Plants of the Zwin

The Zwin is extraordinary because a natural transition from one biotope to another is visible here: from beach to dunes on the one hand and from beach to mudflats and salt marshes on the other.

A rare landscape

Mudflats are flooded by the sea twice a day, at high tide. They feature no or hardly any vegetation.  On the other hand, the salt marshes have a rich flora which has adapted to its surroundings. Between the most low-lying spots on the mudflats and the most elevated areas on the salt marshes, a transition occurs from wet to dry, from salt to sweet, from great to almost non-existent influence of the tides. Salty mudflats and salt marshes are rare along the coasts and river mouths of Western Europe. This is why they enjoy European protection.

The mudflats: Salicornia, a pioneering plant

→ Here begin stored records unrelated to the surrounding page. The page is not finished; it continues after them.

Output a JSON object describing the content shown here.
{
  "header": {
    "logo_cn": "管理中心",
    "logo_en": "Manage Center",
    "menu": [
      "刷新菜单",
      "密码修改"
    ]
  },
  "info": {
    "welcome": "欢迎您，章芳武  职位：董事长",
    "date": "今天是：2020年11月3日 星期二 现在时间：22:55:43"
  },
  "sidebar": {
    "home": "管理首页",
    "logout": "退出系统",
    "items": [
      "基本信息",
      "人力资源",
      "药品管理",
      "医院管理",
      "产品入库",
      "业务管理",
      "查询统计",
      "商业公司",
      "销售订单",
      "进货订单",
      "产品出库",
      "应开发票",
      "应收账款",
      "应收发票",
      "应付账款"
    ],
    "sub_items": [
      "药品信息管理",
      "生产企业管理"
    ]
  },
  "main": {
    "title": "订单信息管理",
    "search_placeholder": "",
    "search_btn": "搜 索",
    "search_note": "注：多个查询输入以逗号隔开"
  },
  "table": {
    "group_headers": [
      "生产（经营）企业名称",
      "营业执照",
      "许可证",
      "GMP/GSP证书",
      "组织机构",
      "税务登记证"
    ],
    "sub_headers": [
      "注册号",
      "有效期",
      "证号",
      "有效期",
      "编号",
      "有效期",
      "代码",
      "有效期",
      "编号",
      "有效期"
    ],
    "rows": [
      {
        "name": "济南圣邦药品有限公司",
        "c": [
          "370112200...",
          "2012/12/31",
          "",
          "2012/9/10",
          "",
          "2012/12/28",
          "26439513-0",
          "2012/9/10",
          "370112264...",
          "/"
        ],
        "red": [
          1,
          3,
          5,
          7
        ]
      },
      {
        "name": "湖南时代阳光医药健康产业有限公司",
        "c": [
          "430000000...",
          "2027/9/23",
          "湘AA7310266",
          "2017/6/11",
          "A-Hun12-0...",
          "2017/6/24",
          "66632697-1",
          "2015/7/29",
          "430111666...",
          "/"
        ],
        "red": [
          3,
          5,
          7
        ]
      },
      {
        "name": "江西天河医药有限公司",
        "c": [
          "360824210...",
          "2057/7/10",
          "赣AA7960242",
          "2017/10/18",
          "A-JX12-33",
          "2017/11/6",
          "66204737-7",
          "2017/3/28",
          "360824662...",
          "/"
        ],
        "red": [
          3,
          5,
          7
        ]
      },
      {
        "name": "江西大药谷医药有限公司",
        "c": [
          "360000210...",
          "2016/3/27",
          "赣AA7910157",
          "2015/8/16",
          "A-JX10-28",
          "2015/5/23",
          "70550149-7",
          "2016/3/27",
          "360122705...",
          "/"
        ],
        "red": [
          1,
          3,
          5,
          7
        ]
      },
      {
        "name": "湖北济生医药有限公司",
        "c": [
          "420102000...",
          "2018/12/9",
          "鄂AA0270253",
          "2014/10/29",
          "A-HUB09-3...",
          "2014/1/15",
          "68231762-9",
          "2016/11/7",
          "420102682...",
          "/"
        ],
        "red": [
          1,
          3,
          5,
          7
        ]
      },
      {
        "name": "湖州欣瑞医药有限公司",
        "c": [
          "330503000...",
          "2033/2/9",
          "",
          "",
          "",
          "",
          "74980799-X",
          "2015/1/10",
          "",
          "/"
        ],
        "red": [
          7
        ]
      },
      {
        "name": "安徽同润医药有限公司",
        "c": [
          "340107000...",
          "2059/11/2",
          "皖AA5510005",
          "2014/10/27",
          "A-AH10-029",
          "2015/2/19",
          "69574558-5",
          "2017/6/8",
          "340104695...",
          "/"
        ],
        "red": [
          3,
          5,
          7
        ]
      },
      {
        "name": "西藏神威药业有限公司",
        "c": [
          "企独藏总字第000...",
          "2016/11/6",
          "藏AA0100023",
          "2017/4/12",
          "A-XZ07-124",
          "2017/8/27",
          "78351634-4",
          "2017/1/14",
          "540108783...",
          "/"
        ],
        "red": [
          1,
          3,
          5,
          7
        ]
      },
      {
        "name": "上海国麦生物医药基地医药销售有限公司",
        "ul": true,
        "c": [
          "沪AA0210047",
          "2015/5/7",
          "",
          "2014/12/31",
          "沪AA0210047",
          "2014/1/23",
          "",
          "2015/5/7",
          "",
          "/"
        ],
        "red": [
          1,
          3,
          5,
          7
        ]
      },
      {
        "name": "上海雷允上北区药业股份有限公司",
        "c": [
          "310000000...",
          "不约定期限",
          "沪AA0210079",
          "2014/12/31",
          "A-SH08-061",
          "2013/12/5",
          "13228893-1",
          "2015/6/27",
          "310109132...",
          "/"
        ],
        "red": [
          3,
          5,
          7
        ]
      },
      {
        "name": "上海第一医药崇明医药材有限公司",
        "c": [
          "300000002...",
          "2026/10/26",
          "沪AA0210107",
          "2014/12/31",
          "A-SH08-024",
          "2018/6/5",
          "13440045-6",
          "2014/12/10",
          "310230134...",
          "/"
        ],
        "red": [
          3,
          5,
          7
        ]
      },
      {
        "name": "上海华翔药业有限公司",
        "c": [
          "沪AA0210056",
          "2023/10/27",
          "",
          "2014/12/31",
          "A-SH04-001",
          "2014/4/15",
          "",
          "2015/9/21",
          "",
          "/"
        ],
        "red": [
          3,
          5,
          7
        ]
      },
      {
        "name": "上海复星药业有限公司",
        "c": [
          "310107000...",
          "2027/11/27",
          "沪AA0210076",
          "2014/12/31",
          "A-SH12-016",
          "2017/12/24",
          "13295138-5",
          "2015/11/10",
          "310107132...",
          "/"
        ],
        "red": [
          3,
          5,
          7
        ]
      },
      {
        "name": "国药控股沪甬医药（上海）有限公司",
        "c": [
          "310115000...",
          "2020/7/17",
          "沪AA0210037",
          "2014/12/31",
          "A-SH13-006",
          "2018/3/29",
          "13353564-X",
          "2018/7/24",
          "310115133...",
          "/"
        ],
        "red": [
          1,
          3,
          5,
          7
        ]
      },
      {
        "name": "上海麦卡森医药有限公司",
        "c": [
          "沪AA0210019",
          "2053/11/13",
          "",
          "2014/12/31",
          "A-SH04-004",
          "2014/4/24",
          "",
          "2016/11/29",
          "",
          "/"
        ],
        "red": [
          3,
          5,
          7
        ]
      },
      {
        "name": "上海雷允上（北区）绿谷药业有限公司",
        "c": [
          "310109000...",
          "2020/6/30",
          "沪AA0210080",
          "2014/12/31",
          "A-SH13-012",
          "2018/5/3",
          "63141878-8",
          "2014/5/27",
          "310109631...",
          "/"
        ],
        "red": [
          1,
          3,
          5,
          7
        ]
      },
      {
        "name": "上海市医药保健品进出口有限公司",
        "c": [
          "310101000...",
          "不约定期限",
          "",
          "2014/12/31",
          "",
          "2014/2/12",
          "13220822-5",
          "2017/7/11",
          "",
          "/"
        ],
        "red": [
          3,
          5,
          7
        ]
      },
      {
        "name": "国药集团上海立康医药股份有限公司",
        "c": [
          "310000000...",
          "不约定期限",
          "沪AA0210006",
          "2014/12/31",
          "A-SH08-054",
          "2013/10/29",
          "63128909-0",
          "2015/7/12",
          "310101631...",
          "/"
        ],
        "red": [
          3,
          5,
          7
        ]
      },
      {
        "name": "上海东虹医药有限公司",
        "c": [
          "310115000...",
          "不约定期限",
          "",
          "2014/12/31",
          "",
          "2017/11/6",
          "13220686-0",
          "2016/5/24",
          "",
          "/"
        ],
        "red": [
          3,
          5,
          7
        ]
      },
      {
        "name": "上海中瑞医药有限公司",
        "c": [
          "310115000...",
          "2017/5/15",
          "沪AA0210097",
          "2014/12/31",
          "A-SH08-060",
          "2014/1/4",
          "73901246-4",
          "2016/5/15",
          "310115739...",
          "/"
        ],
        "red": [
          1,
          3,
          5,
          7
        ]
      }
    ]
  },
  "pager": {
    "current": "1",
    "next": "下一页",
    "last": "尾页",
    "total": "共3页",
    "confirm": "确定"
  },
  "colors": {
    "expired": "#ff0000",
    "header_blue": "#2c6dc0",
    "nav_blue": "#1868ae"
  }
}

Mudflats are flooded twice a day at high tide; they have hardly any vegetation. Seeds find no foothold here.

The most elevated areas of the mudflats are not flooded as often as the more low-lying ones, so certain plants are able to thrive in these elevated areas.

Salicornia grows in the most elevated zones. The seeds of this small plant can, of course, only find a foothold on those pieces of land which are not flooded by the sea on a daily basis.

Salicornia also grows in the more low-lying salt marshes. The plant manages to store enough water to be in balance with the highly salty environment in which it grows. The bright green, succulent and articulate stems store the water.

The Zwin, particularly unique as a salt marsh area

In Belgium, the Zwin is particularly unique as a salt marsh area.

The salt marsh is the plain which is regularly flooded by the sea; not every day, but during occasional floods caused by storms or spring tides. The nature of the plants which thrive here is influenced by several factors, such as the duration of immersion by the salty seawater and the difference in altitude of the area itself.

Each plant searches for its own level where it thrives best.

The salt marsh features characteristic vegetation. Here, you can only find plant species able to tolerate the influence of the seawater. These plants are called ‘salt-tolerant’ plants or ‘halophytes’.

Armed against the salty environment

The Zwin is not an easy biotope to survive in. And yet, some plants and animals are well adapted to this salty environment.

In order to survive in the salty water, the plants have some characteristic adaptations which arm them against the salty environment. They develop in such a way that they can go without water for quite some time. For this purpose, most salt-tolerant plants have thick, succulent leaves or stems where they can store the water they have absorbed for a long time. Salicornia and annual sea-blite are such plants. They have so-called ‘water reservoirs’.

Another type of salt-tolerant plants are pubescent plants. Their leaves are covered with either hairs or bladders. The function of these bladders is to retain a layer of air, thus preventing or slowing down evaporation. Sea purslane is an example of these pubescent plants. Its leaves are covered with small bladders, which give the plant a silvery-grey colour.

Most salt-tolerant plants, such as salicornia and sea purslane, absorb seawater until they reach saturation. Common sea lavender is even able to excrete excess absorbed salts! When the weather is sunny and warm, salt crystals can sometimes be found on the bottom of the leaves.


Sea lavender




Greater Sea-spurrey